The current crisis at Hockey Canada has shined an unflattering light on all of Canada’s national sports governing bodies, their lack of accountability and, for that matter, their usefulness for the vast majority of participants in the sports they govern.
“I can’t imagine any scenario where the board members at Hockey Canada having to step down will have any influence on hockey on the ground,” MacIntosh Ross, an assistant professor of kinesiology at Western University in London, Ontario, told me. “The lights won’t go out. It’s primarily volunteer driven. It’ll be fine.”
In Canada, national governing bodies are mostly in charge of setting rules, organizing national teams and running major national or international events. The day-to-day work of actually running hockey, or pretty much any sport, falls on provincial and, most important, local and regional groups.
Professor Ross told me that the federal government had little to no power over national sports governing bodies, aside from financial pressure. Government money can be a powerful influence with many smaller sports.
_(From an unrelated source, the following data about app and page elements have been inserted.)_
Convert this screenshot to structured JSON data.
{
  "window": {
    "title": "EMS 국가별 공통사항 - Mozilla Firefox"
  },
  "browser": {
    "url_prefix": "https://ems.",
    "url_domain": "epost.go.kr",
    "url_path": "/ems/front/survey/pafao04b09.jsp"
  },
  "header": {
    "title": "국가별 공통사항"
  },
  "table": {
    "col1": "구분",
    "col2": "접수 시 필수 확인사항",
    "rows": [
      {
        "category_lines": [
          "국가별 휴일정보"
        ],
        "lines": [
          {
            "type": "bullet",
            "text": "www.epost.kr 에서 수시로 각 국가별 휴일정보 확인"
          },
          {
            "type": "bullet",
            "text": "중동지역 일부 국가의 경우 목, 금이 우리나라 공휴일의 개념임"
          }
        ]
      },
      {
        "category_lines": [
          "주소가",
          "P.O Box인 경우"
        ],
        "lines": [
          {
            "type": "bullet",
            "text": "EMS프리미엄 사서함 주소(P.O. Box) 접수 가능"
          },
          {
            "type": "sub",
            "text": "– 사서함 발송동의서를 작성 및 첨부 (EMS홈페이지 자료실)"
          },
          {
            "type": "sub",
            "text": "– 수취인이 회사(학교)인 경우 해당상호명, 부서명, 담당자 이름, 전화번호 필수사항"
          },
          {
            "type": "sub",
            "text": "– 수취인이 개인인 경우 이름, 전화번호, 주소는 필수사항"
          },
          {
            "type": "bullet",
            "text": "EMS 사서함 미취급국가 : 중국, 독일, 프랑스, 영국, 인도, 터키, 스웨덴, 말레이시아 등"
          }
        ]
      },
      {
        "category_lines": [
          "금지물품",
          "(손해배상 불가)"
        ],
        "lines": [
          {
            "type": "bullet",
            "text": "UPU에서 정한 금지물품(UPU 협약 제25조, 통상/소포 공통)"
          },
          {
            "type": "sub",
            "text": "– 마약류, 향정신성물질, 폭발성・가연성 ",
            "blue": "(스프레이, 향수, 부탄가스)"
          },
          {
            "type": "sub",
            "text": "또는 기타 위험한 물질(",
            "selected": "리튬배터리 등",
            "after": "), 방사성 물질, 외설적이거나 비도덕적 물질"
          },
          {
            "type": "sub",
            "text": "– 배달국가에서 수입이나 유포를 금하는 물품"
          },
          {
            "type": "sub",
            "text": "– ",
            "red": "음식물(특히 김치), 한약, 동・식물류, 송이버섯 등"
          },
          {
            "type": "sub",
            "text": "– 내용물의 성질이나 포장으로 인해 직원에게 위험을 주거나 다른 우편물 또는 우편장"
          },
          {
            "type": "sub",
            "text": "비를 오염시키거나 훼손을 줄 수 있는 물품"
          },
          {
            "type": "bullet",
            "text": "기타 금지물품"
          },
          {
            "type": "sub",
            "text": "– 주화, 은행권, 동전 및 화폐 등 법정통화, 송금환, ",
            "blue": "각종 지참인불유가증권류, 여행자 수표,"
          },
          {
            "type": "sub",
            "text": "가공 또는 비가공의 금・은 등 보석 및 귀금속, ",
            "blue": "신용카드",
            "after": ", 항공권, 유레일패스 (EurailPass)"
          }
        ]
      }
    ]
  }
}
But the federal government’s influence over Hockey Canada is minimal, given that it provides only about 6 percent of the organization’s budget.
If, as seems increasingly likely, Hockey Canada is replaced by a new organization, Professor Ross said that it would be important to rethink that organization’s structure and not simply replace the current outfit. Any new governing body, he said, would have to be led by a board with women as at least half of its members and would have to include Indigenous people, people of color and para-athletes and draw from the entire country.
As currently constituted, “50 percent of the board is from Ontario, and Quebec has no one, which is mind-boggling,” he told me. “The board needs to reflect what hockey is now about, not what hockey used to be.”